Mr. Tillett raises some very interesting issues in his posting.
I teach a dinosaur course at Queens College in NYC, the standard "rocks
for jocks" fare. Because I feel students need to learn to write I have always
used a number of short written assignments. One of the most interesting is
the one due in the last week of the course, in which students are expected
to have found an unusual dinosaur product (literally anything from soup
to nuts). They then have to provide an evaluation of the scientific
accuracy of the product given the current knowledge about dinosaurs.
An equally intriguing assignment occurs much earlier where they must
evaluate the myths in a piece of popular culture (movie, book, TV show,

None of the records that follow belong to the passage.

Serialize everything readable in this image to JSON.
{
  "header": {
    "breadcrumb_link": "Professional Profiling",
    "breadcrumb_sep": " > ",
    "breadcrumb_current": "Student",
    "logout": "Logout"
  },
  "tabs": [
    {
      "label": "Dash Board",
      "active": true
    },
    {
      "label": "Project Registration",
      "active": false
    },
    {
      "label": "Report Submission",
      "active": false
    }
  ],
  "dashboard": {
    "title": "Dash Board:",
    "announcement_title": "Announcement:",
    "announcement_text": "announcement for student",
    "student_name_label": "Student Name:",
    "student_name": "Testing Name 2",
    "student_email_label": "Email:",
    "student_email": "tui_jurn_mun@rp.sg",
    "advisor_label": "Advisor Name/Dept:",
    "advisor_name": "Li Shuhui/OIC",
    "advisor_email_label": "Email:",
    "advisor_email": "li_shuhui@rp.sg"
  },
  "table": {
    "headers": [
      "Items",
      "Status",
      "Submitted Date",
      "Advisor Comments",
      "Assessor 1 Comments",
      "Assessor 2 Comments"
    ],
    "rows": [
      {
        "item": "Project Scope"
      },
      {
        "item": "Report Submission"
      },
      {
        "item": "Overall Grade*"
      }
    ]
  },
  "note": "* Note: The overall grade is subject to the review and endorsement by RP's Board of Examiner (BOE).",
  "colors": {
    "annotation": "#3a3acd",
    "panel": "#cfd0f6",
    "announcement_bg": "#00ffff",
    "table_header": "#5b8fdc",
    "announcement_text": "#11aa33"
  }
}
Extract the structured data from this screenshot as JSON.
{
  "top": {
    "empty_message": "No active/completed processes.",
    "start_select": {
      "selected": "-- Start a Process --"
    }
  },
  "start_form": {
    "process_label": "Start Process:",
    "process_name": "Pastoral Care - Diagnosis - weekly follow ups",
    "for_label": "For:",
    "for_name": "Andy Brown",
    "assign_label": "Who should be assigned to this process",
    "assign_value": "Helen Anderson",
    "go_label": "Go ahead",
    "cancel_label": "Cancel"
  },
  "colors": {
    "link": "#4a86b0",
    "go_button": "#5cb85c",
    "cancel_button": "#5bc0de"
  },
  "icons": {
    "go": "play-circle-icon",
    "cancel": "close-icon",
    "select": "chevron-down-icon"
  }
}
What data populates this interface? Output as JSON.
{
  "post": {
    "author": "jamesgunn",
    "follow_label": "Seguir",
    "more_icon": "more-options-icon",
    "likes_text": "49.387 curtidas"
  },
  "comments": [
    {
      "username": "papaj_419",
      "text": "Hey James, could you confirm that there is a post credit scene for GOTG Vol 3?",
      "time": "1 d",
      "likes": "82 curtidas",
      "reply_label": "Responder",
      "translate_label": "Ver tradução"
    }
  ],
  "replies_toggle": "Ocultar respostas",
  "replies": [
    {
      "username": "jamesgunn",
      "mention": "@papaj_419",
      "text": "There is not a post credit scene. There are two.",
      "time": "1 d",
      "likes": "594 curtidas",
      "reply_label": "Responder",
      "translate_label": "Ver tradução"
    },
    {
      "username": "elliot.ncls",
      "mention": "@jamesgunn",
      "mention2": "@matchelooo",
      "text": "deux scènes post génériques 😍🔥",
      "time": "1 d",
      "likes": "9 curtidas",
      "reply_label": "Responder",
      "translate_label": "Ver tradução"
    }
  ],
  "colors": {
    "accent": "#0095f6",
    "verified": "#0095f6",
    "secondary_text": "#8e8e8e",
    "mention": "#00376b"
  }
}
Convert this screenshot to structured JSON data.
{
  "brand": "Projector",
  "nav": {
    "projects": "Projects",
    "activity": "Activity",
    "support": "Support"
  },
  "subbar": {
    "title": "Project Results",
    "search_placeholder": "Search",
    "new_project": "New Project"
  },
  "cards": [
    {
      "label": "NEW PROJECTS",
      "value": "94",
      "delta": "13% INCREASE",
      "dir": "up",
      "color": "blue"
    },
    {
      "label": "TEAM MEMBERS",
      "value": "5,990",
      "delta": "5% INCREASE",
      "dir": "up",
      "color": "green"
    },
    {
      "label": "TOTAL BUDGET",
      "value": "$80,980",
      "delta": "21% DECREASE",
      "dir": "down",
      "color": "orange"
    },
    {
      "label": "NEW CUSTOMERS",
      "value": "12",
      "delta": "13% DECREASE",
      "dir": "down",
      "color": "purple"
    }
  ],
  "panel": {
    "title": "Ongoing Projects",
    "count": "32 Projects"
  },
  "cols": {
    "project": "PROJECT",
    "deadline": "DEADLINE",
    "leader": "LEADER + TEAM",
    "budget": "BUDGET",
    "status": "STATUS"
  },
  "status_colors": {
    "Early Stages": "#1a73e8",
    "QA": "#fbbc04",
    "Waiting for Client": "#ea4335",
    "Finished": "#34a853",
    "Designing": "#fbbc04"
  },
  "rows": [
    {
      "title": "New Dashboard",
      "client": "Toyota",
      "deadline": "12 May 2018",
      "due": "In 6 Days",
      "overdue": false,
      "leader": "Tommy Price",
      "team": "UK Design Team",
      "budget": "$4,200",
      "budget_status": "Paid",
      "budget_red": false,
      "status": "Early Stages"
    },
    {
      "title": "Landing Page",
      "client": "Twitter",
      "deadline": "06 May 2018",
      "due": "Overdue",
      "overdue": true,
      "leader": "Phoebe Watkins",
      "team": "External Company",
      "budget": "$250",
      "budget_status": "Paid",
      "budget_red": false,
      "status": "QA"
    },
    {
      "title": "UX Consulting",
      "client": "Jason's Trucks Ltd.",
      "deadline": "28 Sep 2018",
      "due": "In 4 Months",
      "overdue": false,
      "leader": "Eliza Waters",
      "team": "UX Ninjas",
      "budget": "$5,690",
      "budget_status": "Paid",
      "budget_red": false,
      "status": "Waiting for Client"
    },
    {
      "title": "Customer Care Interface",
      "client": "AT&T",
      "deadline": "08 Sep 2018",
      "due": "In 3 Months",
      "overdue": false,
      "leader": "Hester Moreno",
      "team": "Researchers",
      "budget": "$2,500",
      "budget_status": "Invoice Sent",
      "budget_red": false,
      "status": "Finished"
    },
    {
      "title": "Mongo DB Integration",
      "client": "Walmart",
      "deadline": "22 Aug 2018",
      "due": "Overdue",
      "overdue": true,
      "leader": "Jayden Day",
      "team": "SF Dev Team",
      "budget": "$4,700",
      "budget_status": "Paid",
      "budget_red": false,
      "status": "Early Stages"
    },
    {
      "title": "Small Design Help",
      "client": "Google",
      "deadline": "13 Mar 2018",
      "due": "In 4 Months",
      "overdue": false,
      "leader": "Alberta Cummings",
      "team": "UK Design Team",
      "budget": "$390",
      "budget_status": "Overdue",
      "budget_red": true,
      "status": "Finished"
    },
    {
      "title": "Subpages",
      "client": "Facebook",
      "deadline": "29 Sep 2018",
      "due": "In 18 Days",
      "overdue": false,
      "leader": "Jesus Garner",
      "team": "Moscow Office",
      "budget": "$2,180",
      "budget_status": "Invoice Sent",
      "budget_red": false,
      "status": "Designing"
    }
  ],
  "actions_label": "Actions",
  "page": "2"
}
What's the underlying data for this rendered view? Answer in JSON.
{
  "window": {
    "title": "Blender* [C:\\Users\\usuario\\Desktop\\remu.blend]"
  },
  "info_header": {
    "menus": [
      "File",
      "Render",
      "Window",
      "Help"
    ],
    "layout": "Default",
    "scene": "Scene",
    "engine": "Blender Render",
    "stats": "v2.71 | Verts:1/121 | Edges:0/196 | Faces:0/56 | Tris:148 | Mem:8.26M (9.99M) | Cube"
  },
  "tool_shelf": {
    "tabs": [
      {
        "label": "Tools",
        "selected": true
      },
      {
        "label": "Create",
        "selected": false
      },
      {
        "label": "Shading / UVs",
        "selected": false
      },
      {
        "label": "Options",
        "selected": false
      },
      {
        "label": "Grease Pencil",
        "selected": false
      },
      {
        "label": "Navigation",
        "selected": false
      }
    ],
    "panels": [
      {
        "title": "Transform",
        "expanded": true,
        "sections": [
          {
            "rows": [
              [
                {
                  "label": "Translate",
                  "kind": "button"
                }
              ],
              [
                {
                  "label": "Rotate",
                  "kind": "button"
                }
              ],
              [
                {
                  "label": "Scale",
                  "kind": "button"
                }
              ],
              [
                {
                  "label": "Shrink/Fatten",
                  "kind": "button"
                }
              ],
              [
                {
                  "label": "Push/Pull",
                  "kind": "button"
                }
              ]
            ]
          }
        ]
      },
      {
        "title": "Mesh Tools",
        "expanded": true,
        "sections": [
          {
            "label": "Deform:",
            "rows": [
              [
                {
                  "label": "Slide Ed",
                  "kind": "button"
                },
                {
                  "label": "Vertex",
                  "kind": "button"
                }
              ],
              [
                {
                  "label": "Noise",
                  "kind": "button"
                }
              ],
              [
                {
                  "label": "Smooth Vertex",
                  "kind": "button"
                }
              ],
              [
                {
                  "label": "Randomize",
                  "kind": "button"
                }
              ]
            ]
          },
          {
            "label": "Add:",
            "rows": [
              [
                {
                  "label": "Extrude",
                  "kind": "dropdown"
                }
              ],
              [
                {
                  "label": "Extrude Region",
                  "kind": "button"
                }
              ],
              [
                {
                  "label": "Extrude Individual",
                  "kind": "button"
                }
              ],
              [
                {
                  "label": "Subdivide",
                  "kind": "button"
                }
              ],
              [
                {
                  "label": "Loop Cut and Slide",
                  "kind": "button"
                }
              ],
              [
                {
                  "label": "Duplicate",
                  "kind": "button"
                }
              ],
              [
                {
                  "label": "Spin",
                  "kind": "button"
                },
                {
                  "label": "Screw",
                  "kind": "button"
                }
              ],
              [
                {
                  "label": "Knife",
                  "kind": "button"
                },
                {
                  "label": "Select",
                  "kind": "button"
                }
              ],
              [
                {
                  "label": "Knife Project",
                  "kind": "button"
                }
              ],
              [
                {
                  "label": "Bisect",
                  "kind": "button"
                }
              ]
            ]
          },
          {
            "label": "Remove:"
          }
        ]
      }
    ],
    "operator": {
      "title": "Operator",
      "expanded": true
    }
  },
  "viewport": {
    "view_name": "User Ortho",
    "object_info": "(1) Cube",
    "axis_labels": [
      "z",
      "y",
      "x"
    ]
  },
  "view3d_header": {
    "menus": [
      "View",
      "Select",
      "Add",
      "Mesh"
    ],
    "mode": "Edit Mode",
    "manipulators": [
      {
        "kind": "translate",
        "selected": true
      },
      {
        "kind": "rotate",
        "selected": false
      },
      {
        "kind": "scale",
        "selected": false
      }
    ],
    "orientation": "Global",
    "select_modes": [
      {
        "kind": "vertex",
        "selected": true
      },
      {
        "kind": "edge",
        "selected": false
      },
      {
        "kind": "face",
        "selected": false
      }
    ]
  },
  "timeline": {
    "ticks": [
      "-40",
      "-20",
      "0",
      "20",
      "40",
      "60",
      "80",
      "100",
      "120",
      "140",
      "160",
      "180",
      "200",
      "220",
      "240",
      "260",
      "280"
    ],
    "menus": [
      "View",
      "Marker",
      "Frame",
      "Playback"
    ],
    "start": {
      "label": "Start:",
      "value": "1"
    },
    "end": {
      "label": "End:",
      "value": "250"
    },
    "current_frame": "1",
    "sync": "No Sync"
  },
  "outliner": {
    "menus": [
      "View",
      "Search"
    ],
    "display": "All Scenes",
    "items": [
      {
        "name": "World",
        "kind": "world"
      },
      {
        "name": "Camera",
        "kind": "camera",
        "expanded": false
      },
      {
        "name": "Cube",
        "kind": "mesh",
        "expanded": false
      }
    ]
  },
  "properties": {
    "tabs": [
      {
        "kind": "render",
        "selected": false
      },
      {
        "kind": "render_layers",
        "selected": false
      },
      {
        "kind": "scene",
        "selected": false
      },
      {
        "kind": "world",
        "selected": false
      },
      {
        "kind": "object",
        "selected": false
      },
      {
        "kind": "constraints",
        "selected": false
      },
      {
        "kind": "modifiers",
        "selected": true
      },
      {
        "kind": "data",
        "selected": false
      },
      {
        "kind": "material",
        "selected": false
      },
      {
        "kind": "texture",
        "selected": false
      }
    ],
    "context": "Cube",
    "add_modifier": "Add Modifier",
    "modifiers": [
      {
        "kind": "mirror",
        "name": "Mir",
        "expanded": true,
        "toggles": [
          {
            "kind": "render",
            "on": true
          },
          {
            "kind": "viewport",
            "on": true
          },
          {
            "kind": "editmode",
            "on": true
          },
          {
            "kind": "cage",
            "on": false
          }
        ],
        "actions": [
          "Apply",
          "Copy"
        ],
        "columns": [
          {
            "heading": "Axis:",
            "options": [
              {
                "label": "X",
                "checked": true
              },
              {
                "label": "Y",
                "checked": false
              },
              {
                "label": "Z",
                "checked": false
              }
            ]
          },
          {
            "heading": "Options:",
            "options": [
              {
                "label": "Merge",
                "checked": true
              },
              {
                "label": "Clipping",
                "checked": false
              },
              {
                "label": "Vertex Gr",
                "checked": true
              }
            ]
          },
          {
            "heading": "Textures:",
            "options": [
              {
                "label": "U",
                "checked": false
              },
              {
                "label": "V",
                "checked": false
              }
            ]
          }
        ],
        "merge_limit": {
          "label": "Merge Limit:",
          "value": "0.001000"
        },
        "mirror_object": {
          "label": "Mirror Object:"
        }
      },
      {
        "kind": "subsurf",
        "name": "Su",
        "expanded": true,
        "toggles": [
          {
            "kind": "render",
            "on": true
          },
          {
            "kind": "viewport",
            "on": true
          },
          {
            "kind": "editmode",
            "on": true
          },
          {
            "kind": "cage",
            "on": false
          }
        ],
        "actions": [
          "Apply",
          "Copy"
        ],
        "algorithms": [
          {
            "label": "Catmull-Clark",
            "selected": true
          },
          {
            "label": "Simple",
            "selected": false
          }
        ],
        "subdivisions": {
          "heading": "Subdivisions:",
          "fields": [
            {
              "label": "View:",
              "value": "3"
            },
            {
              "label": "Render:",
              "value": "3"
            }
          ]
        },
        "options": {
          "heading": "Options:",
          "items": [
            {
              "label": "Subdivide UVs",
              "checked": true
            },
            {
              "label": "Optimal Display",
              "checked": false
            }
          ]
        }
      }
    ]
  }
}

children's book, etc.). I am continually amazed at the schlock out there.
On the subject of dinosaur models, I remember my first dinosaurs. These
were collectible cards out of tea packages. In Canada, red rose tea
had these card collections that covered everything from birds, mammals,
butterflies, and naturally dinosaurs. Not long after, they or some other
food company (maybe Kellogg's) introduced plastic dinos about 10 cm high.
Naturally, they would considered horrendous by today's standards, but
they weren't far off illustrations in Colbert's books (remember this was
1960-1965). I should see if I can find these in the junk my mother still saves
for visiting kids to play with....
Bonnie Blackwell, firstname.lastname@example.org
Dept of Geology, (718) 997-3332
Queens College, City University of New York, fax: 997-3349
Flushing, NY 11367-1597